___ RECORDS PROVIDED ___

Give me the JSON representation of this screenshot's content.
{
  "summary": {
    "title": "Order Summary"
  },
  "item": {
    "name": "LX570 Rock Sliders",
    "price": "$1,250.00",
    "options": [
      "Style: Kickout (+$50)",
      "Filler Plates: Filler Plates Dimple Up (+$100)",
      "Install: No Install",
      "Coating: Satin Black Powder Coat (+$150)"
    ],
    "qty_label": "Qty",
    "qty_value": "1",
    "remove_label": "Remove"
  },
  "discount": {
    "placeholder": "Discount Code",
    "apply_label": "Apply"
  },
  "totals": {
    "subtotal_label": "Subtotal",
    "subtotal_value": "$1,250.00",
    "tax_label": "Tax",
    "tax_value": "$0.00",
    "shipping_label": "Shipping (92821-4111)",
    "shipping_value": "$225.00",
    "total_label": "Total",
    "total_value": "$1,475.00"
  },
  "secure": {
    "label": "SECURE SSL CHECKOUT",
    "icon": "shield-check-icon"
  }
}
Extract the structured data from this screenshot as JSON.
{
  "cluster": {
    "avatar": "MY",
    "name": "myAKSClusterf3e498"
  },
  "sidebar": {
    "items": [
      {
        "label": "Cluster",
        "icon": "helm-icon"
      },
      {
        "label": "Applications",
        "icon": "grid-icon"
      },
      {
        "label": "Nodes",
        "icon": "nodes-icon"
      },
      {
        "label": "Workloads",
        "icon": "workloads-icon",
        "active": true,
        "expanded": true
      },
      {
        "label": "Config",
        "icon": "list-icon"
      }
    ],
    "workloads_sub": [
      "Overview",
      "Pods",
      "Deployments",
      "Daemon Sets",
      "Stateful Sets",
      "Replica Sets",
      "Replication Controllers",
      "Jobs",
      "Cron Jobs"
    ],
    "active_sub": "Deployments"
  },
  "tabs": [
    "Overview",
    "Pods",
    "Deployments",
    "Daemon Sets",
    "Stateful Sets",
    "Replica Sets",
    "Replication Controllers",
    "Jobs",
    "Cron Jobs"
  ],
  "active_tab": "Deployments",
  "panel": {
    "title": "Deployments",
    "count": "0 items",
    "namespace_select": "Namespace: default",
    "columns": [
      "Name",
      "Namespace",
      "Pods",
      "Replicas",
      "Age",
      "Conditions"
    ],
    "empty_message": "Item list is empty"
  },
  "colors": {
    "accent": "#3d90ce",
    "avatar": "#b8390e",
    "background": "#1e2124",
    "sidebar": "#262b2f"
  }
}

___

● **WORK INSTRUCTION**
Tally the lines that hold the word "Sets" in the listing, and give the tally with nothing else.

● **YOUR RESPONSE**
6